I was born in Harlem. I grew up in Colonial Projects, right across the street from Rucker Park. I don’t know if you’ve ever heard of the Rucker before, but when I was young I got a chance to see dudes like Dr. J., Earl ‘The Goat’ Manigault, and Kareem Abdul-Jabbar, so the NBA was always in my blood.
Favorite NBA team?
I followed the Knicks growing up, but Kareem was from around my projects, so that’s how I became a Lakers fan. The Lakers-Celtics in the ‘80s was a rivalry! That was my era! Larry Bird was the thorn in the Lakers’ side. The whole Bird-Magic thing turned out to be one of the greatest rivalries of all time, because they could both do everything. And that whole rivalry started in college, you know what I mean? Michigan State. Indiana State. Both of those guys were incredible.
You’re a very successful DJ. Any favorite stories jump out?
I was on tour with Will Smith – I took Jazzy Jeff’s spot for a little while – and we were DJin’ in London. The Queen and other royals was in the audience and they were dancin’ off disco. Another time I did an Oscar party – Seinfeld, Kramer, and a whole bunch of them guys was there at the Grammy party. Wild times, bro!
Will Smith is another rapper with a comedic side.
Yeah, me and Will came out kinda at the same time. It’s just that Will did his way of rap and I did my way of rap. I was experimenting with rhyme styles at the time, and my subjects were different.
Your rendition of Elton John’s classic Benny and the Jets was recorded with the Beastie Boys. Tell me about that.
The way that came is me and the Beastie Boys and the Boo-Yaa T.R.I.B.E. was all playing basketball at the Beastie Boys studio. After we got done playing, one of their boys, [Money] Mark, got on the piano and they just started playing rock songs. And I was singing every rock song, songs like Jeremiah was a Bullfrog, and they were buggin’ out. When they broke down Bennie and the Jets, and I just sang it.
You appeared on the TV show Celebrity Fit Club and set the record with a 140 pound weight loss. How was the experience of being on a reality show?
It was weird! But only because I didn’t know any of the other celebrities on there. We were a bunch of strangers, really. I mean, I had seen them all on TV before. But I had to get to know them. We were honestly like a big family once we got to know each other.
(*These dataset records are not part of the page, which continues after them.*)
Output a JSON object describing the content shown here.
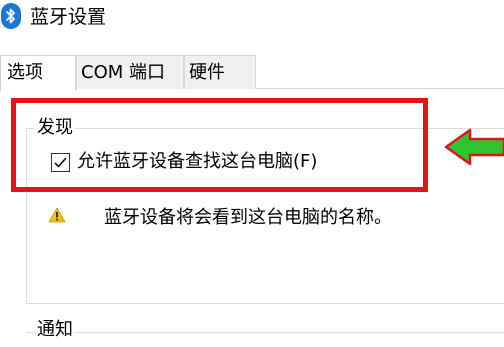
{
  "window": {
    "title": "蓝牙设置",
    "icon": "bluetooth-icon"
  },
  "tabs": [
    {
      "label": "选项",
      "active": true
    },
    {
      "label": "COM 端口",
      "active": false
    },
    {
      "label": "硬件",
      "active": false
    }
  ],
  "discovery": {
    "group_title": "发现",
    "allow_discovery_label": "允许蓝牙设备查找这台电脑(F)",
    "allow_discovery_checked": true,
    "warning_icon": "warning-icon",
    "warning_text": "蓝牙设备将会看到这台电脑的名称。"
  },
  "notifications": {
    "group_title": "通知"
  },
  "annotation": {
    "highlight_color": "#e1141b",
    "arrow_color": "#2fc42f",
    "arrow_outline": "#e1141b"
  },
  "colors": {
    "bluetooth_blue": "#1d75d6",
    "warning_yellow": "#f2c200"
  }
}
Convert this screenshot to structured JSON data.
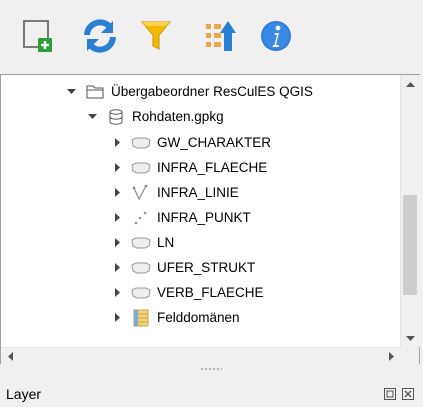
{
  "toolbar": {
    "buttons": [
      {
        "icon": "new-layer-icon"
      },
      {
        "icon": "refresh-icon"
      },
      {
        "icon": "filter-icon"
      },
      {
        "icon": "collapse-icon"
      },
      {
        "icon": "info-icon"
      }
    ]
  },
  "tree": {
    "items": [
      {
        "label": "Übergabeordner ResCulES QGIS",
        "icon": "folder-icon",
        "expanded": true,
        "level": 0
      },
      {
        "label": "Rohdaten.gpkg",
        "icon": "database-icon",
        "expanded": true,
        "level": 1
      },
      {
        "label": "GW_CHARAKTER",
        "icon": "polygon-layer-icon",
        "expanded": false,
        "level": 2
      },
      {
        "label": "INFRA_FLAECHE",
        "icon": "polygon-layer-icon",
        "expanded": false,
        "level": 2
      },
      {
        "label": "INFRA_LINIE",
        "icon": "line-layer-icon",
        "expanded": false,
        "level": 2
      },
      {
        "label": "INFRA_PUNKT",
        "icon": "point-layer-icon",
        "expanded": false,
        "level": 2
      },
      {
        "label": "LN",
        "icon": "polygon-layer-icon",
        "expanded": false,
        "level": 2
      },
      {
        "label": "UFER_STRUKT",
        "icon": "polygon-layer-icon",
        "expanded": false,
        "level": 2
      },
      {
        "label": "VERB_FLAECHE",
        "icon": "polygon-layer-icon",
        "expanded": false,
        "level": 2
      },
      {
        "label": "Felddomänen",
        "icon": "table-icon",
        "expanded": false,
        "level": 2
      }
    ]
  },
  "panel": {
    "title": "Layer"
  },
  "colors": {
    "accent_blue": "#2a7fd4",
    "filter_yellow": "#f5b800",
    "info_blue": "#2f7ad8",
    "new_green": "#2e9e38"
  }
}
You are connected to an eclectic group of acts, including The Flaming Lips.
Yeah, Flaming Lips is my boys. They’re my peoples. We did two tracks. Wayne [Coyne] is super-duper creative and he’s just a fun guy.
When you look back on your career, do you think you were a highly influential character?
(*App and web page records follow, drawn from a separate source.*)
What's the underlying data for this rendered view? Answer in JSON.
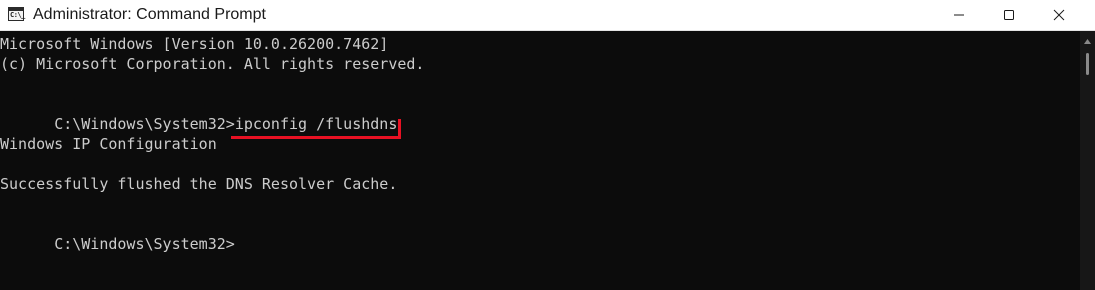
{
  "window": {
    "title": "Administrator: Command Prompt",
    "icon": "cmd-icon",
    "icon_glyph": "C:\\_",
    "controls": [
      "minimize-icon",
      "maximize-icon",
      "close-icon"
    ]
  },
  "console": {
    "lines": [
      {
        "text": "Microsoft Windows [Version 10.0.26200.7462]"
      },
      {
        "text": "(c) Microsoft Corporation. All rights reserved."
      },
      {
        "text": ""
      },
      {
        "prompt": "C:\\Windows\\System32>",
        "command": "ipconfig /flushdns",
        "highlighted": true
      },
      {
        "text": ""
      },
      {
        "text": "Windows IP Configuration"
      },
      {
        "text": ""
      },
      {
        "text": "Successfully flushed the DNS Resolver Cache."
      },
      {
        "text": ""
      },
      {
        "prompt": "C:\\Windows\\System32>",
        "command": ""
      }
    ]
  },
  "colors": {
    "console_background": "#0c0c0c",
    "console_text": "#cccccc",
    "titlebar_background": "#ffffff",
    "highlight": "#e81123"
  }
}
Yeah. I think the way I did things were influential ‘cause it’s still reflected in people today. You know, the way people rap and have their pants sagging, whatever. Many little things man. Maybe I didn’t invent these things, but I popularized it in many ways. I popularized a lot of things.
How do you see your place in pop culture?
I don’t look at myself as just part of hip-hop. I look at myself as being sorta important at different times. I was always popular at school and that sorta carried over to my career. When I make a record, I don’t just make it for one purpose, I do it for many different reasons. I don’t think I’ll be remembered for just one thing, ya know?
If you had one piece of life advice for others, what would that be?
Be yourself. Find yourself by yourself. When you look back, you don’t want to regret copying someone, and not being authentic. Stay true to yourself. That’s why I always do my stuff different. I want to be remembered for me.